Dataset entries:
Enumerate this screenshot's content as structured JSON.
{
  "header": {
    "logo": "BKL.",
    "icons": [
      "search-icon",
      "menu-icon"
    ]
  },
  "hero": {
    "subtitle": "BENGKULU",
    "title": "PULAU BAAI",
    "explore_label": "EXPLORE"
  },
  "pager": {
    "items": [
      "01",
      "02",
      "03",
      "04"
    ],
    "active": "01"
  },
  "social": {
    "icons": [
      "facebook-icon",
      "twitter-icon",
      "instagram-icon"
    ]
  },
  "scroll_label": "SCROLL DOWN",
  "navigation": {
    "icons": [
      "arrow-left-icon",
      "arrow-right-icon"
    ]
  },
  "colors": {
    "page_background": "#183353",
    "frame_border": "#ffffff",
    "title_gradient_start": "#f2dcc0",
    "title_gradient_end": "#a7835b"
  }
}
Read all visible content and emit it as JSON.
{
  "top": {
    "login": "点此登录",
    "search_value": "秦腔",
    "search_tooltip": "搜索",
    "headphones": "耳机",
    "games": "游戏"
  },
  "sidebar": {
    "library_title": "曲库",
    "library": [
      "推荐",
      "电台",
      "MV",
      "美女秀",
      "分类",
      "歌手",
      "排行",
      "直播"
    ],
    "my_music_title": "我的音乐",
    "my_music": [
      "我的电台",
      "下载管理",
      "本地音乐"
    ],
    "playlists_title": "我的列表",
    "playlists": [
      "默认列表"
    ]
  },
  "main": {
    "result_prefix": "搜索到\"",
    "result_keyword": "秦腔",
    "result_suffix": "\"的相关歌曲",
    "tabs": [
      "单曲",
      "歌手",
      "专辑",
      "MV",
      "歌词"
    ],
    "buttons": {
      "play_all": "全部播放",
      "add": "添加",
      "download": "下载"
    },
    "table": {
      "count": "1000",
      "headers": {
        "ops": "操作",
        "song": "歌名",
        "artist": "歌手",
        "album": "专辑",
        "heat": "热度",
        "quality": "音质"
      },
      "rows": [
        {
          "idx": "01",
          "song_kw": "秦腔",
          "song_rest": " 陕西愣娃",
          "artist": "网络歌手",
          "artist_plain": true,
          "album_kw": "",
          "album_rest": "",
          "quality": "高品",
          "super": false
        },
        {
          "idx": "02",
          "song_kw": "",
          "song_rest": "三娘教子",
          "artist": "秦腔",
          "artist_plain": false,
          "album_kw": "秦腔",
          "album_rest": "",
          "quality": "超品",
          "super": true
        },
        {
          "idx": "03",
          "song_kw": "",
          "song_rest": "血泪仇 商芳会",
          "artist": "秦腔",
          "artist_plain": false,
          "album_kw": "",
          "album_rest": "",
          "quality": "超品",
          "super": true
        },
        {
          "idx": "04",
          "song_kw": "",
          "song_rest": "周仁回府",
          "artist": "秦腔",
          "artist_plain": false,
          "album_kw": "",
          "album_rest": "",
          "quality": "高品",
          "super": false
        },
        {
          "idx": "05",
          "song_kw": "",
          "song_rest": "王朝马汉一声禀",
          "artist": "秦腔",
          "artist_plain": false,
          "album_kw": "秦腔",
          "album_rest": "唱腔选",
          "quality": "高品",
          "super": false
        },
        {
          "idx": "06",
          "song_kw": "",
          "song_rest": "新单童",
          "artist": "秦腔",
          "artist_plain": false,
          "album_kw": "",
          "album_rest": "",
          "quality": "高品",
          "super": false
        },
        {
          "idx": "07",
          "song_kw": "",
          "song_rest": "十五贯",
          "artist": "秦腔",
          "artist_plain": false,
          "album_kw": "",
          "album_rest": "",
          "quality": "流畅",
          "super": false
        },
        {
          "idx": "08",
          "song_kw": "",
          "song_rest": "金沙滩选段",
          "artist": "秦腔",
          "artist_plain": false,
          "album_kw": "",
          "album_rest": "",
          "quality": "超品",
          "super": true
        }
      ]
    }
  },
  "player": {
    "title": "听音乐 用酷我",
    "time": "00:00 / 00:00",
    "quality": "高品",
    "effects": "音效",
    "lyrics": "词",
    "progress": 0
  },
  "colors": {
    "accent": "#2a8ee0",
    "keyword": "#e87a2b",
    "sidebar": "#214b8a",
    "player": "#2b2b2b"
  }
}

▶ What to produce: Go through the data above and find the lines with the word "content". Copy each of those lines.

▶ Response area:
Enumerate this screenshot's content as structured JSON.
Read all visible content and emit it as JSON.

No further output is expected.